Mark Price sold heroin to James Dawson. Mr. Dawson died the following day
as a result of a fentanyl overdose. Detectives discovered Mr. Price’s
role in the sale of the drugs. The Cuyahoga County prosecutors office
indicted Mr. Price for the death.
Mr. Dawson was also taking anti-depression medication.
The issue was the cause of death. The county’s chief deputy medical
examiner performed an autopsy on Mr. Dawson and testified at Price’s
trial that he initially thought heart and lung disease could be the cause
of Dawson’s death. After identifying the high level of fentanyl
in Dawson’s system along with the two antidepressants, the medical
examiner concluded the death was from “acute intoxication”

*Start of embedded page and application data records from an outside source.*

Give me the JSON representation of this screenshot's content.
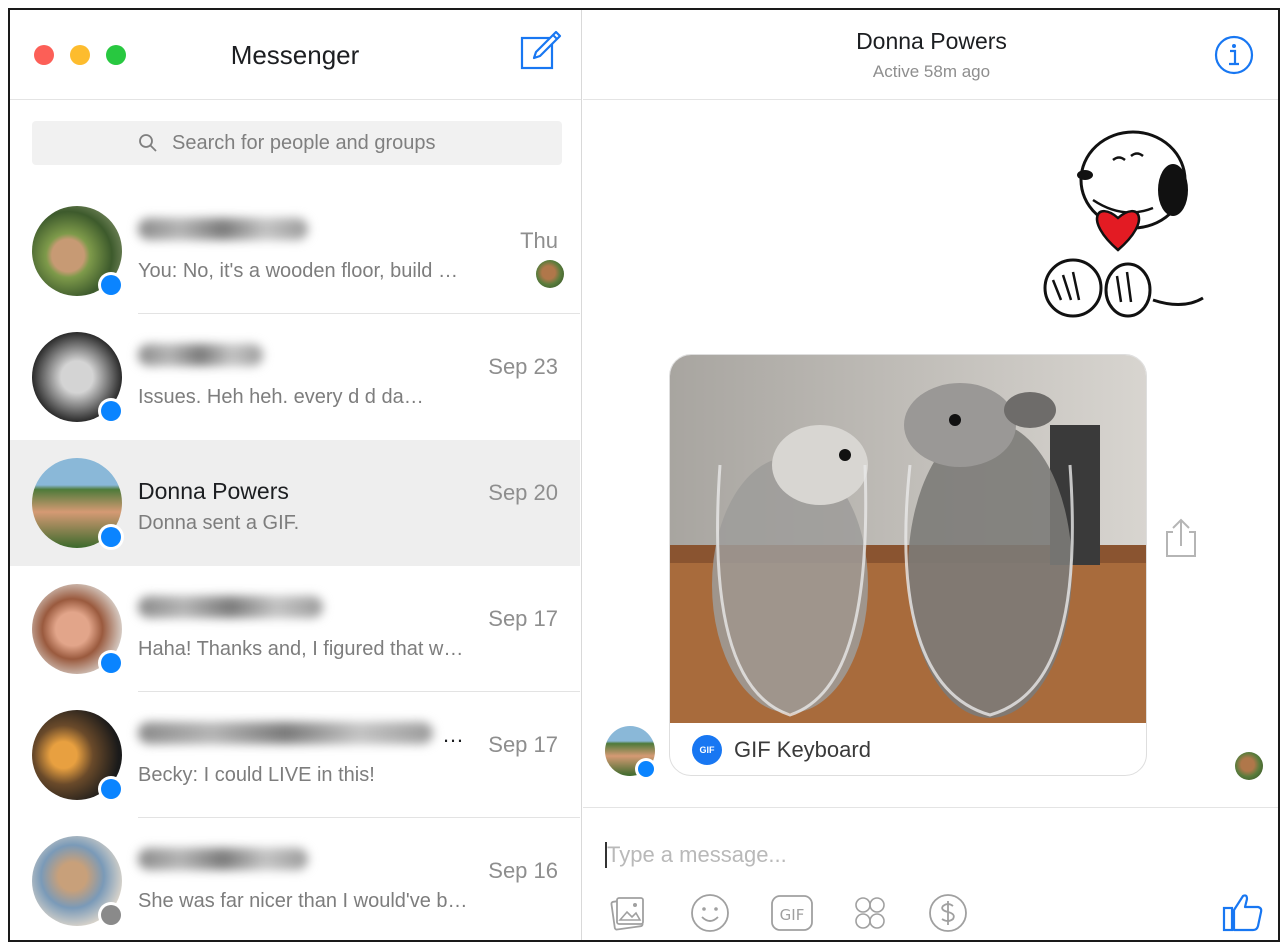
{
  "app": {
    "title": "Messenger"
  },
  "search": {
    "placeholder": "Search for people and groups"
  },
  "conversations": [
    {
      "name": "",
      "blurred_name": true,
      "date": "Thu",
      "preview": "You: No, it's a wooden floor, build …",
      "badge": "messenger"
    },
    {
      "name": "",
      "blurred_name": true,
      "date": "Sep 23",
      "preview": "Issues. Heh heh. every d      d da…",
      "badge": "messenger"
    },
    {
      "name": "Donna Powers",
      "blurred_name": false,
      "date": "Sep 20",
      "preview": "Donna sent a GIF.",
      "badge": "messenger",
      "active": true
    },
    {
      "name": "",
      "blurred_name": true,
      "date": "Sep 17",
      "preview": "Haha! Thanks and, I figured that w…",
      "badge": "messenger"
    },
    {
      "name": "",
      "blurred_name": true,
      "name_suffix": "…",
      "date": "Sep 17",
      "preview": "Becky: I could LIVE in this!",
      "badge": "messenger"
    },
    {
      "name": "",
      "blurred_name": true,
      "date": "Sep 16",
      "preview": "She was far nicer than I would've b…",
      "badge": "facebook"
    }
  ],
  "chat": {
    "contact_name": "Donna Powers",
    "status": "Active 58m ago",
    "attachment": {
      "source_logo": "GIF",
      "source_label": "GIF Keyboard"
    }
  },
  "composer": {
    "placeholder": "Type a message...",
    "tools": [
      "photo-icon",
      "emoji-icon",
      "gif-icon",
      "sticker-icon",
      "payment-icon"
    ],
    "gif_label": "GIF"
  },
  "colors": {
    "accent": "#1877f2",
    "messenger_badge": "#0a84ff",
    "active_row": "#eeeeee",
    "traffic_red": "#fc5f57",
    "traffic_yellow": "#fdbc2e",
    "traffic_green": "#28c840"
  }
}
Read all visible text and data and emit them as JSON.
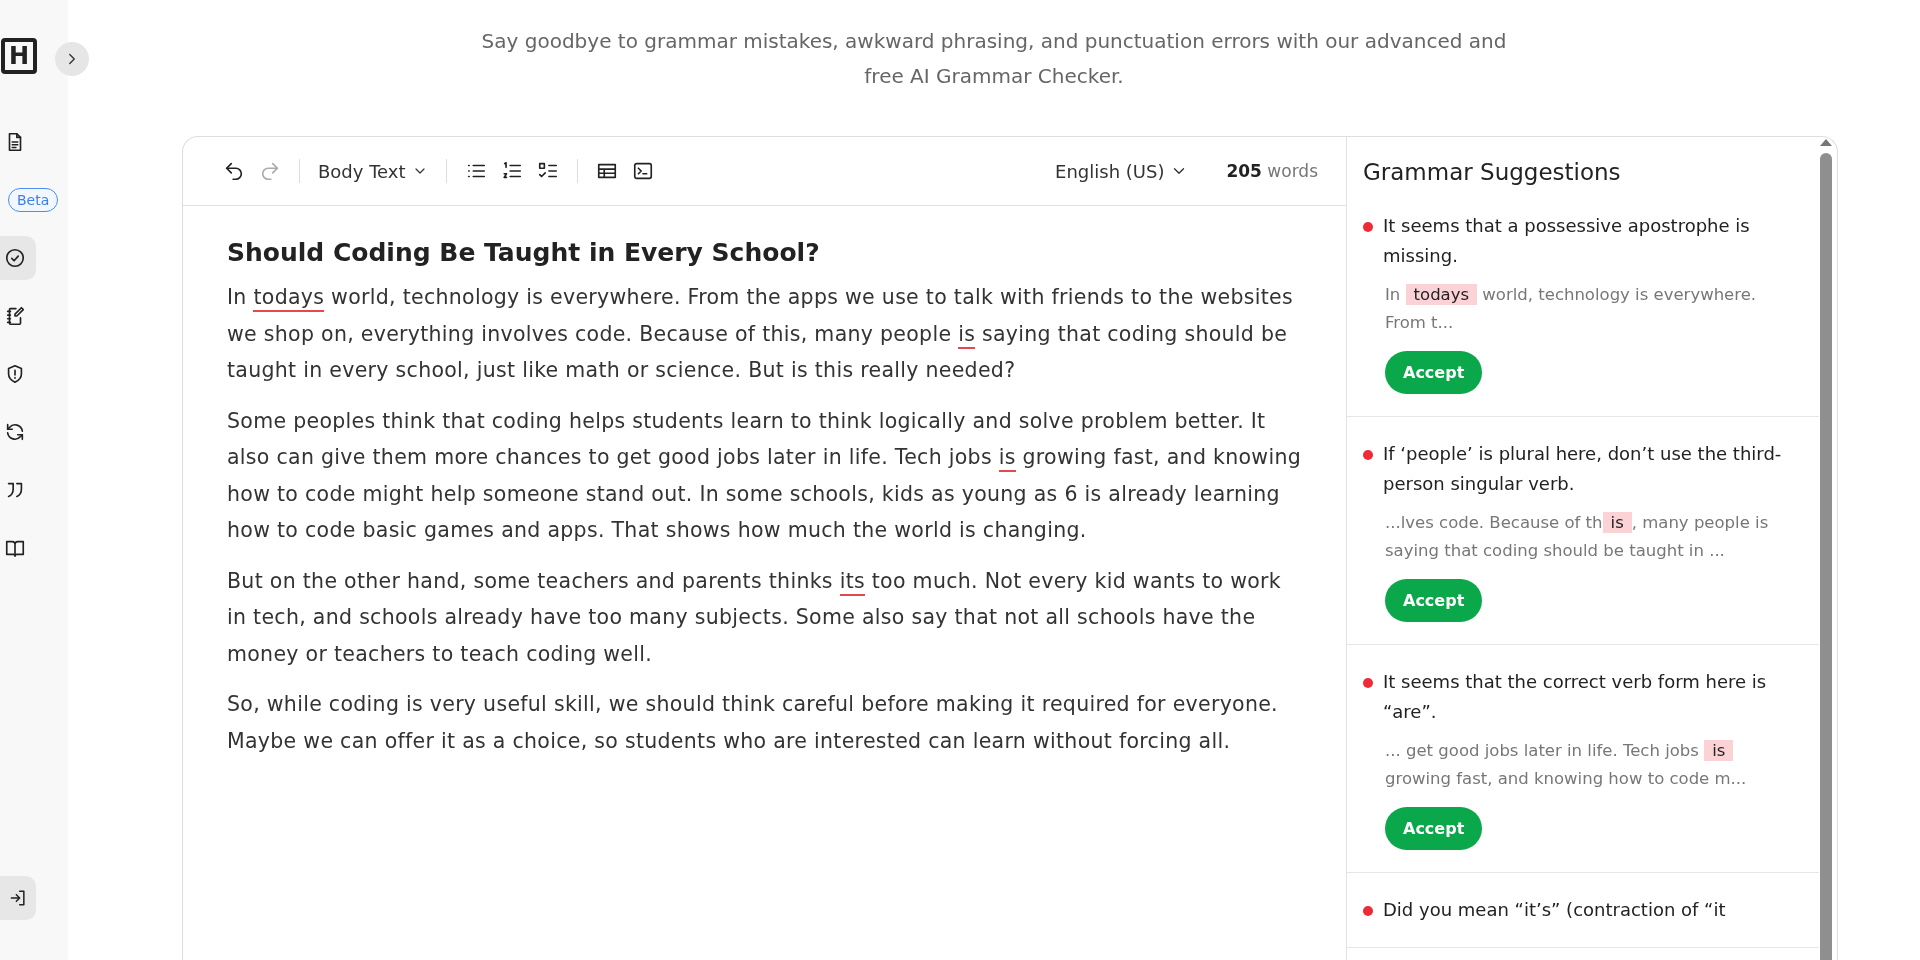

from the medications, with fentanyl being the “primary cause.”
Robert J. Belloto, an expert in pharmacology and toxicology who our law
firm regularly works with, testified on behalf of the defense that Dawson
had lived up to five hours after ingesting the heroin-fentanyl mix and
that it was likely that Dawson died from a heart disorder.
The jury acquitted Mr. Price of involuntary manslaughter but found him
guilty of the remaining charges. He was sentenced to 16 years in prison.
In a unanimous decision, the Ohio Supreme Court rejected Mr. Price’s
argument that the trial court confused the jury with its jury instructions
on “causation”. The Ohio Supreme Court concluded that Mr.
Price could be convicted of the charge only if the state proved the “but
for” requirement: That if Price had not sold the drugs, Dawson would
not have died.
The issue was this: another part of the instruction explained
that other causes are not a defense. The jury instructions stated there “may be one
or more causes of an event, however, if a Defendant’s act, or failure
to act was one cause, then the existence of another cause is not a defense.”.
The Court explained that the trial court instructed the jury that it had
to find Mr. Price’s actions did lead to Dawson’s death. The
Court decided that the trial court did not allow the jury to base a guilty
verdict on a finding that the drugs Price provided to Dawson
“merely contributed to his death.”
—State v. Price (10/20/20) – Ohio S.Ct.